If this measure moves forward, creditors should not be fooled into thinking special purpose vehicle secrecy is going to disappear—debtors will simply find other ways to hide the ultimate beneficial owners of these companies. If the BVI becomes more transparent, we expect to see an increase in activity in the Cook Islands, Nevis and other offshore jurisdictions where it will be even harder to enforce and easier to hide interests. Professional advice will be key to navigating the new jurisdictions and structures put in place to circumvent new transparency regimes.
Claimants increasingly will seek funded asset recovery
Pursuing enforcement strategies will become longer, riskier and more expensive in the coming months—an unappealing prospect for creditors that have already been burned twice: Firstly by the initial harm and secondly by the failure by the judgment debtor to pay the award or settlement. As debtors increasingly delay payment in the current economic climate, asset recovery will require significant access to capital alongside substantial experience and expertise.
Working with a legal finance provider, such as Burford, with its own integrated in-house corporate intelligence and asset recovery business provides an all-in-one solution for clients. Combining capital and investment expertise with top-level global judgment enforcement allows creditors to recover judgment debts while also relieving the associated financial burden and risk.

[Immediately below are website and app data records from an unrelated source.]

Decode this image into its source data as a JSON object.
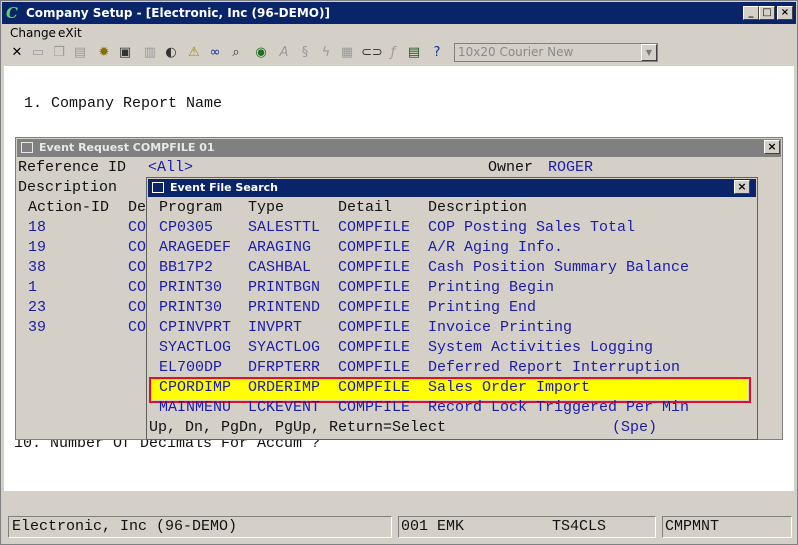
{
  "window": {
    "title": "Company Setup - [Electronic, Inc (96-DEMO)]",
    "minimize": "_",
    "maximize": "□",
    "close": "×"
  },
  "menu": {
    "change": "Change",
    "exit": "eXit"
  },
  "toolbar": {
    "font_select": "10x20 Courier New",
    "icons": [
      "close-icon",
      "new-icon",
      "copy-icon",
      "paste-icon",
      "settings-icon",
      "properties-icon",
      "list-icon",
      "speaker-icon",
      "bell-icon",
      "binoculars-icon",
      "find-icon",
      "globe-icon",
      "script-icon",
      "scroll-icon",
      "lightning-icon",
      "image-icon",
      "link-icon",
      "function-icon",
      "calculator-icon",
      "help-pointer-icon"
    ]
  },
  "background": {
    "line1": "1. Company Report Name",
    "line10": "10. Number Of Decimals For Accum ?"
  },
  "event_request": {
    "title": "Event Request COMPFILE 01",
    "reference_label": "Reference ID",
    "reference_value": "<All>",
    "owner_label": "Owner",
    "owner_value": "ROGER",
    "description_label": "Description",
    "action_id_header": "Action-ID",
    "de_header": "De",
    "rows": [
      {
        "id": "18",
        "c": "CO"
      },
      {
        "id": "19",
        "c": "CO"
      },
      {
        "id": "38",
        "c": "CO"
      },
      {
        "id": "1",
        "c": "CO"
      },
      {
        "id": "23",
        "c": "CO"
      },
      {
        "id": "39",
        "c": "CO"
      }
    ]
  },
  "event_file_search": {
    "title": "Event File Search",
    "headers": {
      "program": "Program",
      "type": "Type",
      "detail": "Detail",
      "description": "Description"
    },
    "rows": [
      {
        "program": "CP0305",
        "type": "SALESTTL",
        "detail": "COMPFILE",
        "description": "COP Posting Sales Total"
      },
      {
        "program": "ARAGEDEF",
        "type": "ARAGING",
        "detail": "COMPFILE",
        "description": "A/R Aging Info."
      },
      {
        "program": "BB17P2",
        "type": "CASHBAL",
        "detail": "COMPFILE",
        "description": "Cash Position Summary Balance"
      },
      {
        "program": "PRINT30",
        "type": "PRINTBGN",
        "detail": "COMPFILE",
        "description": "Printing Begin"
      },
      {
        "program": "PRINT30",
        "type": "PRINTEND",
        "detail": "COMPFILE",
        "description": "Printing End"
      },
      {
        "program": "CPINVPRT",
        "type": "INVPRT",
        "detail": "COMPFILE",
        "description": "Invoice Printing"
      },
      {
        "program": "SYACTLOG",
        "type": "SYACTLOG",
        "detail": "COMPFILE",
        "description": "System Activities Logging"
      },
      {
        "program": "EL700DP",
        "type": "DFRPTERR",
        "detail": "COMPFILE",
        "description": "Deferred Report Interruption"
      },
      {
        "program": "CPORDIMP",
        "type": "ORDERIMP",
        "detail": "COMPFILE",
        "description": "Sales Order Import"
      },
      {
        "program": "MAINMENU",
        "type": "LCKEVENT",
        "detail": "COMPFILE",
        "description": "Record Lock Triggered Per Min"
      }
    ],
    "footer": "Up, Dn, PgDn, PgUp, Return=Select",
    "footer_right": "(Spe)"
  },
  "status": {
    "company": "Electronic, Inc (96-DEMO)",
    "user": "001 EMK",
    "terminal": "TS4CLS",
    "program": "CMPMNT"
  },
  "colors": {
    "highlight": "#ffff00",
    "highlight_border": "#e0102a",
    "text_blue": "#1c1ca8",
    "title_active": "#0a246a"
  }
}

While the impact of the pandemic is already being felt by judgment creditors, the fallout is far from over. An increase in insolvencies, the unveiling of large-scale corporate fraud and increasingly creative evasion and delay tactics from judgment debtors all mean that navigating the changing global enforcement landscape will become ever-more complex. As a result, we anticipate that demand for corporate intelligence and asset recovery services will continue to grow as clients need to trace assets, prove legal and beneficial ownership, investigate fraud and distinguish strategically important assets.
Daniel Hall is a Managing Director and co-lead of Burford’s global corporate intelligence, asset tracing and enforcement business. After leaving the law, he worked in the investigative sector and was a partner at a leading global risk-management consultancy. He spent ten years investigating fraud and financial crime before co-founding Focus Intelligence Ltd.
Michael Redman is a Managing Director and co-leads Burford’s global corporate intelligence, asset tracing and enforcement business. He has worked in complex asset recovery and enforcement for well over a decade, holding senior positions in both Moscow and London before co-founding Focus Intelligence Ltd, a leading asset recovery advisory boutique acquired by Burford in 2015.